Set your intentions around this. Make sure that the you are comfortable (not too cold or hot) and that there aren’t too many distractions. If you find social media a distraction, turn it off. Switch your phone onto silent. Do whatever you need to set an intention.

Here is my ritual

  1. I set an intention to write for 30 minutes.
  2. I physically set myself up to do this so that nothing can stop me doing it.
  3. I make a cup of tea, make sure I am comfortable, close the door.
  4. Tell everyone that I am busy for the next 30 minutes.
  5. Be very specific about what I am working on (is it a blog, a chapter or an outline for something?) and stick to that.
  6. Stay focused for at least 30 minutes.

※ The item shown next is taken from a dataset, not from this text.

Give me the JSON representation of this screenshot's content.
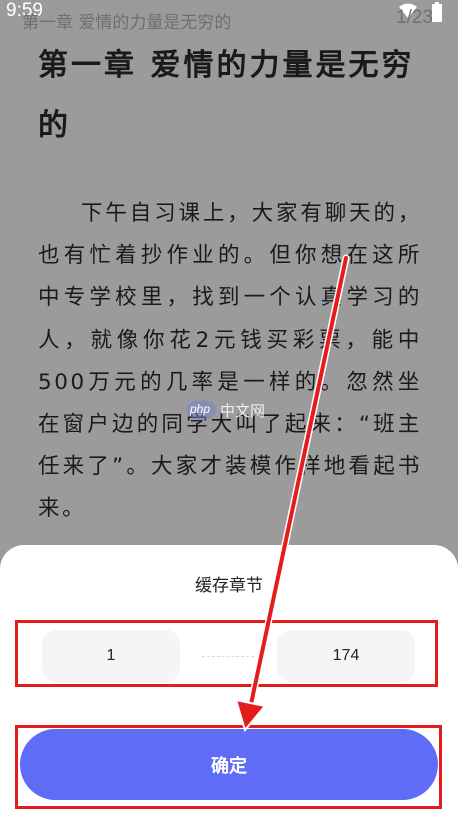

You’d be surprised by how quickly 30 minutes goes and how much you can write in that time. For instance, I have now been working on this blog post for 35 minutes and thanks to being focused it’s done. It’s not an award-winning piece of writing but it makes the point that I want to make. Think about the habits you have around your writing (or any work for that matter) and see what negative actions you make that might hinder it. There are ways to work better to get shit done!

Blaise the book chick